(Component data from apps and pages)
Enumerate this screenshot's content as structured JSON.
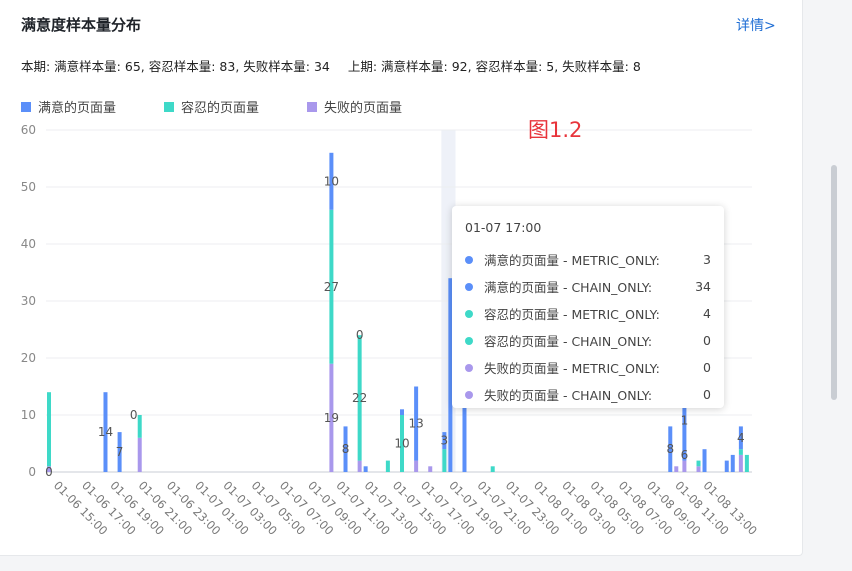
{
  "title": "满意度样本量分布",
  "details_link": "详情>",
  "summary": {
    "current": "本期: 满意样本量: 65, 容忍样本量: 83, 失败样本量: 34",
    "previous": "上期: 满意样本量: 92, 容忍样本量: 5, 失败样本量: 8"
  },
  "figure_label": "图1.2",
  "colors": {
    "satisfied": "#5b8ff9",
    "tolerating": "#3ed9c8",
    "failed": "#a998ec"
  },
  "legend": [
    {
      "label": "满意的页面量",
      "color": "#5b8ff9"
    },
    {
      "label": "容忍的页面量",
      "color": "#3ed9c8"
    },
    {
      "label": "失败的页面量",
      "color": "#a998ec"
    }
  ],
  "tooltip": {
    "time": "01-07 17:00",
    "rows": [
      {
        "label": "满意的页面量 - METRIC_ONLY:",
        "value": "3",
        "color": "#5b8ff9"
      },
      {
        "label": "满意的页面量 - CHAIN_ONLY:",
        "value": "34",
        "color": "#5b8ff9"
      },
      {
        "label": "容忍的页面量 - METRIC_ONLY:",
        "value": "4",
        "color": "#3ed9c8"
      },
      {
        "label": "容忍的页面量 - CHAIN_ONLY:",
        "value": "0",
        "color": "#3ed9c8"
      },
      {
        "label": "失败的页面量 - METRIC_ONLY:",
        "value": "0",
        "color": "#a998ec"
      },
      {
        "label": "失败的页面量 - CHAIN_ONLY:",
        "value": "0",
        "color": "#a998ec"
      }
    ]
  },
  "chart_data": {
    "type": "bar",
    "stacked": true,
    "ylim": [
      0,
      60
    ],
    "yticks": [
      0,
      10,
      20,
      30,
      40,
      50,
      60
    ],
    "grid": true,
    "x_labels": [
      "01-06 15:00",
      "01-06 17:00",
      "01-06 19:00",
      "01-06 21:00",
      "01-06 23:00",
      "01-07 01:00",
      "01-07 03:00",
      "01-07 05:00",
      "01-07 07:00",
      "01-07 09:00",
      "01-07 11:00",
      "01-07 13:00",
      "01-07 15:00",
      "01-07 17:00",
      "01-07 19:00",
      "01-07 21:00",
      "01-07 23:00",
      "01-08 01:00",
      "01-08 03:00",
      "01-08 05:00",
      "01-08 07:00",
      "01-08 09:00",
      "01-08 11:00",
      "01-08 13:00"
    ],
    "highlight_slot": 28,
    "bars": [
      {
        "slot": 0,
        "sub": 0,
        "failed": 1,
        "tolerating": 13,
        "satisfied": 0
      },
      {
        "slot": 4,
        "sub": 0,
        "failed": 0,
        "tolerating": 0,
        "satisfied": 14
      },
      {
        "slot": 5,
        "sub": 0,
        "failed": 0,
        "tolerating": 0,
        "satisfied": 7
      },
      {
        "slot": 6,
        "sub": 1,
        "failed": 6,
        "tolerating": 4,
        "satisfied": 0
      },
      {
        "slot": 20,
        "sub": 0,
        "failed": 19,
        "tolerating": 27,
        "satisfied": 10
      },
      {
        "slot": 21,
        "sub": 0,
        "failed": 0,
        "tolerating": 0,
        "satisfied": 8
      },
      {
        "slot": 22,
        "sub": 0,
        "failed": 2,
        "tolerating": 22,
        "satisfied": 0
      },
      {
        "slot": 22,
        "sub": 1,
        "failed": 0,
        "tolerating": 0,
        "satisfied": 1
      },
      {
        "slot": 24,
        "sub": 0,
        "failed": 0,
        "tolerating": 2,
        "satisfied": 0
      },
      {
        "slot": 25,
        "sub": 0,
        "failed": 0,
        "tolerating": 10,
        "satisfied": 1
      },
      {
        "slot": 26,
        "sub": 0,
        "failed": 2,
        "tolerating": 0,
        "satisfied": 13
      },
      {
        "slot": 27,
        "sub": 0,
        "failed": 1,
        "tolerating": 0,
        "satisfied": 0
      },
      {
        "slot": 28,
        "sub": 0,
        "failed": 0,
        "tolerating": 4,
        "satisfied": 3
      },
      {
        "slot": 28,
        "sub": 1,
        "failed": 0,
        "tolerating": 0,
        "satisfied": 34
      },
      {
        "slot": 29,
        "sub": 1,
        "failed": 0,
        "tolerating": 0,
        "satisfied": 34
      },
      {
        "slot": 31,
        "sub": 1,
        "failed": 0,
        "tolerating": 1,
        "satisfied": 0
      },
      {
        "slot": 44,
        "sub": 0,
        "failed": 0,
        "tolerating": 0,
        "satisfied": 8
      },
      {
        "slot": 44,
        "sub": 1,
        "failed": 1,
        "tolerating": 0,
        "satisfied": 0
      },
      {
        "slot": 45,
        "sub": 0,
        "failed": 2,
        "tolerating": 0,
        "satisfied": 14
      },
      {
        "slot": 46,
        "sub": 0,
        "failed": 1,
        "tolerating": 1,
        "satisfied": 0
      },
      {
        "slot": 46,
        "sub": 1,
        "failed": 0,
        "tolerating": 0,
        "satisfied": 4
      },
      {
        "slot": 48,
        "sub": 0,
        "failed": 0,
        "tolerating": 0,
        "satisfied": 2
      },
      {
        "slot": 48,
        "sub": 1,
        "failed": 0,
        "tolerating": 0,
        "satisfied": 3
      },
      {
        "slot": 49,
        "sub": 0,
        "failed": 3,
        "tolerating": 1,
        "satisfied": 4
      },
      {
        "slot": 49,
        "sub": 1,
        "failed": 0,
        "tolerating": 3,
        "satisfied": 0
      }
    ],
    "data_labels": [
      {
        "slot": 0,
        "value": 0,
        "text": "0"
      },
      {
        "slot": 4,
        "value": 7,
        "text": "14"
      },
      {
        "slot": 5,
        "value": 3.5,
        "text": "7"
      },
      {
        "slot": 6,
        "value": 10,
        "text": "0"
      },
      {
        "slot": 20,
        "value": 51,
        "text": "10"
      },
      {
        "slot": 20,
        "value": 32.5,
        "text": "27"
      },
      {
        "slot": 20,
        "value": 9.5,
        "text": "19"
      },
      {
        "slot": 21,
        "value": 4,
        "text": "8"
      },
      {
        "slot": 22,
        "value": 24,
        "text": "0"
      },
      {
        "slot": 22,
        "value": 13,
        "text": "22"
      },
      {
        "slot": 25,
        "value": 5,
        "text": "10"
      },
      {
        "slot": 26,
        "value": 8.5,
        "text": "13"
      },
      {
        "slot": 28,
        "value": 5.5,
        "text": "3"
      },
      {
        "slot": 29,
        "value": 17,
        "text": "3"
      },
      {
        "slot": 44,
        "value": 4,
        "text": "8"
      },
      {
        "slot": 45,
        "value": 9,
        "text": "1"
      },
      {
        "slot": 45,
        "value": 3,
        "text": "6"
      },
      {
        "slot": 49,
        "value": 6,
        "text": "4"
      }
    ]
  }
}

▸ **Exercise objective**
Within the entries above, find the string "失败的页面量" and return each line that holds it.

▸ **Task solution**
      "label": "失败的页面量",
        "label": "失败的页面量 - METRIC_ONLY:",
        "label": "失败的页面量 - CHAIN_ONLY:",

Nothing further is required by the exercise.